IP netblocks can be considered a neighborhood to which consecutive IP addresses belong. As in the real world, there are good and bad neighborhoods. Fortunately, sophisticated threat intelligence tools enable security engineers to distinguish one from the other.
Traditionally, users can check computers communicating over a network by using a simple ping command to find unresponsive or misbehaving nodes. A ping test sends packets to a server and reveals if the same number of packets were returned, as well as how long it took the destination to issue a response.
Ping tests may be sufficient for network discovery, especially in private networks. However, other tasks may require critical IP intelligence data, such as a WHOIS IP block, for threat hunting and marketing applications. An IP Netblocks WHOIS Database can provide complete ownership histories of IP ranges that can help users determine if these were involved in previous attacks.
Use Cases for an IP Netblocks WHOIS Database
Public network data is useful for companies that wish to steer clear of privacy violations. Below are some typical applications of IP netblocks data supplied by our database:
- Host discovery: Netblocks information provides network engineers with immediate data on malfunctioning or disconnected devices. It also helps them determine domains and IP addresses on a dedicated or shared server.
- Cyber forensics: Threat hunters can rely on the IP Netblocks WHOIS Database to pinpoint blocks related to offending IP addresses, effectively ban them, and alert their abuse contacts. Additionally, they can use netblocks as a starting point for investigating domain names with large footprints.
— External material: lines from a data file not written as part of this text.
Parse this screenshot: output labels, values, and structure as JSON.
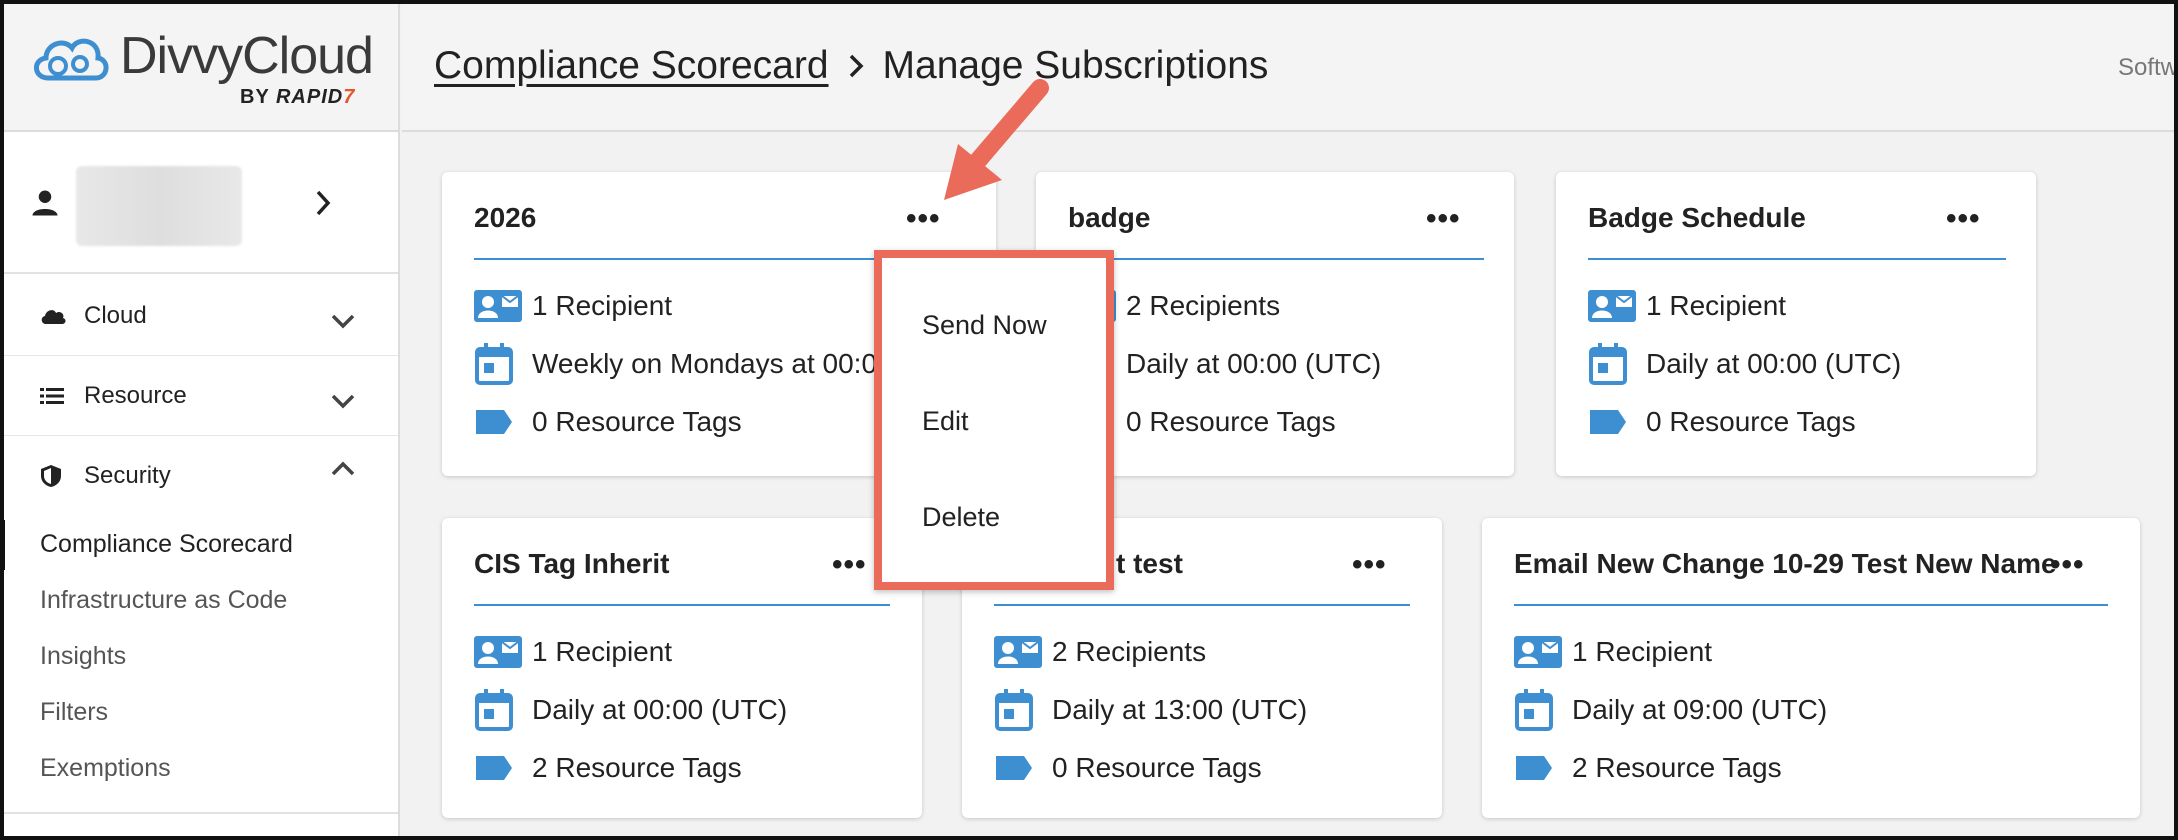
{
  "brand": {
    "name": "DivvyCloud",
    "by": "BY",
    "rapid": "RAPID",
    "seven": "7"
  },
  "header": {
    "breadcrumb_link": "Compliance Scorecard",
    "breadcrumb_current": "Manage Subscriptions",
    "right_text": "Softw"
  },
  "sidebar": {
    "nav": [
      {
        "label": "Cloud",
        "icon": "cloud-icon",
        "expanded": false
      },
      {
        "label": "Resource",
        "icon": "list-icon",
        "expanded": false
      },
      {
        "label": "Security",
        "icon": "shield-icon",
        "expanded": true
      }
    ],
    "security_items": [
      "Compliance Scorecard",
      "Infrastructure as Code",
      "Insights",
      "Filters",
      "Exemptions"
    ],
    "active_item": "Compliance Scorecard"
  },
  "cards": [
    {
      "title": "2026",
      "recipients": "1 Recipient",
      "schedule": "Weekly on Mondays at 00:00",
      "tags": "0 Resource Tags"
    },
    {
      "title": "badge",
      "recipients": "2 Recipients",
      "schedule": "Daily at 00:00 (UTC)",
      "tags": "0 Resource Tags"
    },
    {
      "title": "Badge Schedule",
      "recipients": "1 Recipient",
      "schedule": "Daily at 00:00 (UTC)",
      "tags": "0 Resource Tags"
    },
    {
      "title": "CIS Tag Inherit",
      "recipients": "1 Recipient",
      "schedule": "Daily at 00:00 (UTC)",
      "tags": "2 Resource Tags"
    },
    {
      "title": "t test",
      "recipients": "2 Recipients",
      "schedule": "Daily at 13:00 (UTC)",
      "tags": "0 Resource Tags"
    },
    {
      "title": "Email New Change 10-29 Test New Name",
      "recipients": "1 Recipient",
      "schedule": "Daily at 09:00 (UTC)",
      "tags": "2 Resource Tags"
    }
  ],
  "card_menu_glyph": "•••",
  "dropdown": {
    "items": [
      "Send Now",
      "Edit",
      "Delete"
    ]
  },
  "colors": {
    "accent_blue": "#3d8fd1",
    "highlight": "#ea6b5a"
  }
}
- Security incident and event management (SIEM) data enrichment: Cybersecurity professionals can add context to indicators of compromise (IoCs) with subnetwork information. By cross-referencing netblocks data, analysts can reduce false positives that could otherwise waste time and resources.
- Enterprise sales and marketing: An IP Netblocks WHOIS Database provides companies like hosting or cloud storage providers information on available netblocks that they can purchase when they’re ready to scale up. They can also use netblock records to examine IP routing data for market or competitor research (i.e., to predict how much of the web traffic a company receives converts to sales).
- Supply chain risk management: Cyber risk assessors can use WHOIS IP blocks records to correctly validate bulk traffic originating from third parties through shared logistics or inventory systems. Meanwhile, organizations can map out their infrastructure from the real world to IP netblocks to ensure the integrity of their networks.
How to Use an IP and WHOIS Database to Search for IP Netblocks
Here are the steps to find an IP range and its owner using our IP and WHOIS database:
- Download the IP block data feed in .csv format via Hypertext Transfer Protocol Secure (HTTPS) or File Transfer Protocol (FTP).
- Choose a program that best suits your requirements. Sifting through a large .csv file may work for some users, but cybersecurity teams who deal with large datasets may prefer other arrangements. You can, for instance, build your own relational or non-relational database management system like MySQL or NoSQL based on the ready-made database solutions we offer on GitHub.
- Type in the command or script to load the .csv file to your database or software. You can view a sample of this exercise here.
- Interpret the output based on the descriptions from our specifications page. The most commonly used values for IP netblocks analysis are:
- inetnum: This refers to the IP range a company owns.
- as number: Autonomous System (AS) numbers refer to the IP prefixes used by network operators or organizations for its routing system. These numbers correspond to the geolocation of a specific netblock and can be queried to easily determine the company name and maintainer if that is missing or masked.
- netname: This refers to the name of the IP block owner.
- modified: The last modified date can tell users when a netblock was created or changed hands.
- country/city (in separate tables): The country and city associated with a netblock. Example outputs would be a two-character country code, “US,” and a spelled-out city name “BOCA RATON,” such as for one of Verizon’s netblocks.
- maintainers: Refer to the people who have the right to make changes to an IP range. The output comes in the form of a code or an ID.
More details about maintainers and contacts can usually be found in the Contacts file. Additional queries may be done either through the IP netblocks database itself — which simplifies the process — or externally. For instance, users can look up the primary key, “PHIX-NOC-AP,” on the Asia-Pacific Network Information Centre (APNIC) WHOIS Database to retrieve the full names, physical locations, and email addresses of its associated maintainers.
Netblocks data is an indispensable component of any cybersecurity or marketing professional’s toolset. IP intelligence solutions like IP Netblocks WHOIS Database allow analysts and marketers to evaluate domains and network blocks nearly in real time, without having to consult an overwhelming number of records.